What you should do:
Check every line of the data and copy the ones where "test" appears.

(Web page and app entries)
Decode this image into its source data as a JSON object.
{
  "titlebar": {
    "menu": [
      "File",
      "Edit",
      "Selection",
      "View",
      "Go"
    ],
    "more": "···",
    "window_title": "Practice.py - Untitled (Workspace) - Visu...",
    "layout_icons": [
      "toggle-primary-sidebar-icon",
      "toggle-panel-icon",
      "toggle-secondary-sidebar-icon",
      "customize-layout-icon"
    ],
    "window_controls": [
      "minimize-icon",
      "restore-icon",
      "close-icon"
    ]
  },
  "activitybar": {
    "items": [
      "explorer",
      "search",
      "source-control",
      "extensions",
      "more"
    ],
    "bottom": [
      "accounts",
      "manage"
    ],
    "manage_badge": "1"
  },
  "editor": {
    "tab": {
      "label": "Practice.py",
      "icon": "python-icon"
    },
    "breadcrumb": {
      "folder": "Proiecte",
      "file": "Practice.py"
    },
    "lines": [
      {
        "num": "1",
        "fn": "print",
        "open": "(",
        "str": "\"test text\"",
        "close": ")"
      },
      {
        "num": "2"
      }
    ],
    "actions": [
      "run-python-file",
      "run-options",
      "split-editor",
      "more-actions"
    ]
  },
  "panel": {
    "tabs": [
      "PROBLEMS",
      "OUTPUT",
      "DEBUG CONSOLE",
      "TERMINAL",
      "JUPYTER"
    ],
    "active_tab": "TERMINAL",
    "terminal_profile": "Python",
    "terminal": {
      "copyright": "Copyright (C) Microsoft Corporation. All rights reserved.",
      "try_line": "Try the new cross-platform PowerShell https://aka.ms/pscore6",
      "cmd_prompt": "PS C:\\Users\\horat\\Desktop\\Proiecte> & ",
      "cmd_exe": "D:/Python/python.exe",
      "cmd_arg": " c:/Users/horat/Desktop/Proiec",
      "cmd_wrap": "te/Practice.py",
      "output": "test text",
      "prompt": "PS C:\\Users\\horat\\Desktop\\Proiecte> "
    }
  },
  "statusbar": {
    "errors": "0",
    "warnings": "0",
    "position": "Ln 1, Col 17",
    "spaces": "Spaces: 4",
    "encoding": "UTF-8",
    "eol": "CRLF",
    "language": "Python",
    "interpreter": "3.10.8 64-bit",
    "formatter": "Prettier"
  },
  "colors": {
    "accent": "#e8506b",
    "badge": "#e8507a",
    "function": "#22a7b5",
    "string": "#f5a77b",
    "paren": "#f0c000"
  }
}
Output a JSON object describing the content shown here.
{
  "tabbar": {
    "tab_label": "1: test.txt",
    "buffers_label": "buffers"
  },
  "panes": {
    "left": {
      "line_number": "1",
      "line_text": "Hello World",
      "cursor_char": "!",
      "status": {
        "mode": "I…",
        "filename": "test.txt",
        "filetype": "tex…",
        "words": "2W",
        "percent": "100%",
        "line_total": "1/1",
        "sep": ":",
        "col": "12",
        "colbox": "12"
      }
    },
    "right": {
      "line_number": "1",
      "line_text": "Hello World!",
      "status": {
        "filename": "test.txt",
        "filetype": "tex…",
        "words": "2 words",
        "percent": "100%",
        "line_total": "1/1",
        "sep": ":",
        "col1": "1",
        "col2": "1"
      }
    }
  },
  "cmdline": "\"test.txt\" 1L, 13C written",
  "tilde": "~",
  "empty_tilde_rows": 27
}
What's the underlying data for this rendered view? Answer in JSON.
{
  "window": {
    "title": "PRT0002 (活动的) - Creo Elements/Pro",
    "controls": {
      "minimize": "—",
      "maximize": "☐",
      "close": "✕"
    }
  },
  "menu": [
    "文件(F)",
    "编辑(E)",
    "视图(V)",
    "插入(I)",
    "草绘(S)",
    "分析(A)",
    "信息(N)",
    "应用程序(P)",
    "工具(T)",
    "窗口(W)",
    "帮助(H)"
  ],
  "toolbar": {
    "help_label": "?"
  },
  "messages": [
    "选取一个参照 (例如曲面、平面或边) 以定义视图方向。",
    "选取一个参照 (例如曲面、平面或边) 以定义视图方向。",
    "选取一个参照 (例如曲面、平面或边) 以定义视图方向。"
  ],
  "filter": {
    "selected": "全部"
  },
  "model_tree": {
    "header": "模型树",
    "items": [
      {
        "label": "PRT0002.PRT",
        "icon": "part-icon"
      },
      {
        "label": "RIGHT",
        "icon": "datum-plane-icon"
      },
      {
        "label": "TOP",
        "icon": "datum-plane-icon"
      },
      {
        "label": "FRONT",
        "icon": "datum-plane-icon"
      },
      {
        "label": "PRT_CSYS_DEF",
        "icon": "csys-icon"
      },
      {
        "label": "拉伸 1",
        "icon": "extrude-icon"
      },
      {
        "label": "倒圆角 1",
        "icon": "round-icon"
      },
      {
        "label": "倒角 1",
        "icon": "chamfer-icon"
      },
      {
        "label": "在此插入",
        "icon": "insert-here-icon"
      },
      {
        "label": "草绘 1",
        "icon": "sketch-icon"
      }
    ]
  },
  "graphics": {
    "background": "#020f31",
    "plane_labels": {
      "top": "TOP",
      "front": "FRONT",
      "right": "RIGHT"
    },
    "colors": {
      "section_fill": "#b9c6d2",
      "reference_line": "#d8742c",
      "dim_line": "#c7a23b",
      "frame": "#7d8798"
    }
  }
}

Result of the task:
        "str": "\"test text\"",
      "output": "test text",
    "tab_label": "1: test.txt",
        "filename": "test.txt",
        "filename": "test.txt",
  "cmdline": "\"test.txt\" 1L, 13C written",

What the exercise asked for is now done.